One of my favorite things to mindlessly do on the internet is to watch Cardi B yawp on her Instagram story, bare-faced and decidedly un-made-up. Her hair, black and fervent in the way it frames her face like an angel’s halo, is the kind of subtle affirmation I wish I had when I was a teenager. Watching Amara La Negra pointedly defend her Afro-Latinidad on Love and Hip Hop both made my insides somersault and wonder if she would have quickened my process of acceptance. It’s no coincidence that they are both whip-smart and politically outspoken.

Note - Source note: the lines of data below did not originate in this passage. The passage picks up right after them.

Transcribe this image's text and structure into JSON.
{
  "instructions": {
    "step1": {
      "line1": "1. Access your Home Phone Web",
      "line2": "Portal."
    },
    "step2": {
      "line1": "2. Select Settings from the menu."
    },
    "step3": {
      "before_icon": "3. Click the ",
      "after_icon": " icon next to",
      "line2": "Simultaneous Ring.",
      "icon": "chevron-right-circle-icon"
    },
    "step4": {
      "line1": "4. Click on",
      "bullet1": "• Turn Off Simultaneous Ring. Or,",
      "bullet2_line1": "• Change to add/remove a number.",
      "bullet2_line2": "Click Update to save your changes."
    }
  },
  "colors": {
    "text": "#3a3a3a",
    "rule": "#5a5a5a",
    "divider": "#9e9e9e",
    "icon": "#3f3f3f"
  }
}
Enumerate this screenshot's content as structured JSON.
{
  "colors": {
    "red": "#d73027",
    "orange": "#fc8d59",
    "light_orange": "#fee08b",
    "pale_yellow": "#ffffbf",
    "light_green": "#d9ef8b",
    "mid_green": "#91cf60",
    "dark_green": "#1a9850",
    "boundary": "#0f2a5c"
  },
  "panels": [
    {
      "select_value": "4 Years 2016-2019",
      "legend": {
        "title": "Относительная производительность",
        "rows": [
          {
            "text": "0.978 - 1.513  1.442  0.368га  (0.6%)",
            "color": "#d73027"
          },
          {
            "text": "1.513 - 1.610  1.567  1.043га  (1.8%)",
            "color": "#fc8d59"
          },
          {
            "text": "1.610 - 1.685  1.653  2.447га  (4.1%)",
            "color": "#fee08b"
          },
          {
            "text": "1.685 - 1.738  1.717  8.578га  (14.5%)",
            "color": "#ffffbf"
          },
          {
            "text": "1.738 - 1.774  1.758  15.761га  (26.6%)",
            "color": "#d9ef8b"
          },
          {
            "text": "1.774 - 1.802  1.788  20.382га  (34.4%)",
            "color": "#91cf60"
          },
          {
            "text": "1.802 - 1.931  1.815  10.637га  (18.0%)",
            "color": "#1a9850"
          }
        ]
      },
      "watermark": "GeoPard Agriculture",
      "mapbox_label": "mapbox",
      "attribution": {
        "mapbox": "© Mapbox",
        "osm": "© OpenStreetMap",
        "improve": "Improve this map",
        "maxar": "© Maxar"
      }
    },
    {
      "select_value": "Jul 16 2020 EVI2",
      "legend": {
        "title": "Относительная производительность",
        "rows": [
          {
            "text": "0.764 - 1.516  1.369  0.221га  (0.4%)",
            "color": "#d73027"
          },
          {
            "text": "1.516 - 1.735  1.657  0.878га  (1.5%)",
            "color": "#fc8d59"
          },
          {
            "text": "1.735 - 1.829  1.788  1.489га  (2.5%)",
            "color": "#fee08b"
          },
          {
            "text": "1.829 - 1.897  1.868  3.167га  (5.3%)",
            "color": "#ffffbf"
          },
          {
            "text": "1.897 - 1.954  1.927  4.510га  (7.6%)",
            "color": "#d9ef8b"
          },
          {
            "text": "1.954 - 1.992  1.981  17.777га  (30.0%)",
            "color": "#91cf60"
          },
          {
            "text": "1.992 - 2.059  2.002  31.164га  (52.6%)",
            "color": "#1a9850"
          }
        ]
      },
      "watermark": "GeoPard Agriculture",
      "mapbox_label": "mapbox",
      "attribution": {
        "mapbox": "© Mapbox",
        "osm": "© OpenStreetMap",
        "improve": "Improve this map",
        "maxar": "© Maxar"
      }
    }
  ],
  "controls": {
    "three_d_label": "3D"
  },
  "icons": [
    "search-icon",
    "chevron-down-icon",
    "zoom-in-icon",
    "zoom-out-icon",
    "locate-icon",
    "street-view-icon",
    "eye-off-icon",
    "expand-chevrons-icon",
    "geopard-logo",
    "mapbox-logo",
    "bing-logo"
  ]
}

There they were, these women that simply by existing, challenged my sensibilities and my own shyness. They exist in flux, like many Dominican women that accept their hair as it grows: not accepted on their island, not accepted in America. In a different reality, I imagine meeting them, asking what part of the island their families are from. Musing over who’s cousin knows who and the wistful possibility that we’re related. I’ve imagined the scenario enough to have perfected the tone of my voice when I declare the Dominican Republic such a small place. Everybody knows everybody else’s business, where they shop for their clothes or how they wear their hair. Cardi and Amara enthusiastically nod their heads in agreement. Sí, coño, ellos lo saben todo.

I still sometimes cautiously put my hair behind my ear when talking to someone new, like I’m taming an animal. I’ll repeat this scolding motion more than a few times throughout a conversation, alternating with petting my bangs away from my eyes and fluffing it all forward in a fretful dichotomy of order and intimidation. Even this small form of micro resistance makes me wonder if I should go back to straightening my hair so boys will think I’m pretty again, or relish the strange joy of being asked if my hair really grows out of my head ‘like that.’

An ex once exclaimed upon seeing my natural hair, for probably the first time, that it was the most Latin he had ever seen me. It’s a curiously new identifier for me that has eradicated any ethnic ambiguity I once held. I walk into the local downtown coffee shop a spiraling, brown mass. I see a picture from an immigrant detention camp where children sleep with aluminum foil blankets and am still a spiraling, brown mass. The ICE detention centers in South Florida further turn me into a spiraling, brown mass.

Perhaps it’s this kind of outward show of identity that I should be scared of. My being a citizen affords me the privilege of negating a certain type of fear surrounding my relationship to this country. I stand to benefit, however strenuous that contract is, from the institutions that now prohibit immigrants from entering this country peacefully, people like my grandmother. I think about how she would have looked, sitting in her bed, watching the news of this administration, as I fix myself in the mirror every morning.

Yet, it’s this responsibility of visibility that is now as essential as every other hair product I use. I’m very ready, if not shakily, to hold the torch for the rest of my life if it means that white men would have to look around my head at the movies, if it gives pause to those I tell about the immigration crisis, even if it takes that same pause away, even if my entire history is laid bare at my feet with the wild hope of restoring one million humanities.

Alexa Lemoine is an artist based in Orlando, Florida. She has poetry appearing in The Blood Orange Review, among others, and currently edits poetry for Burrow Press.



Leave a Response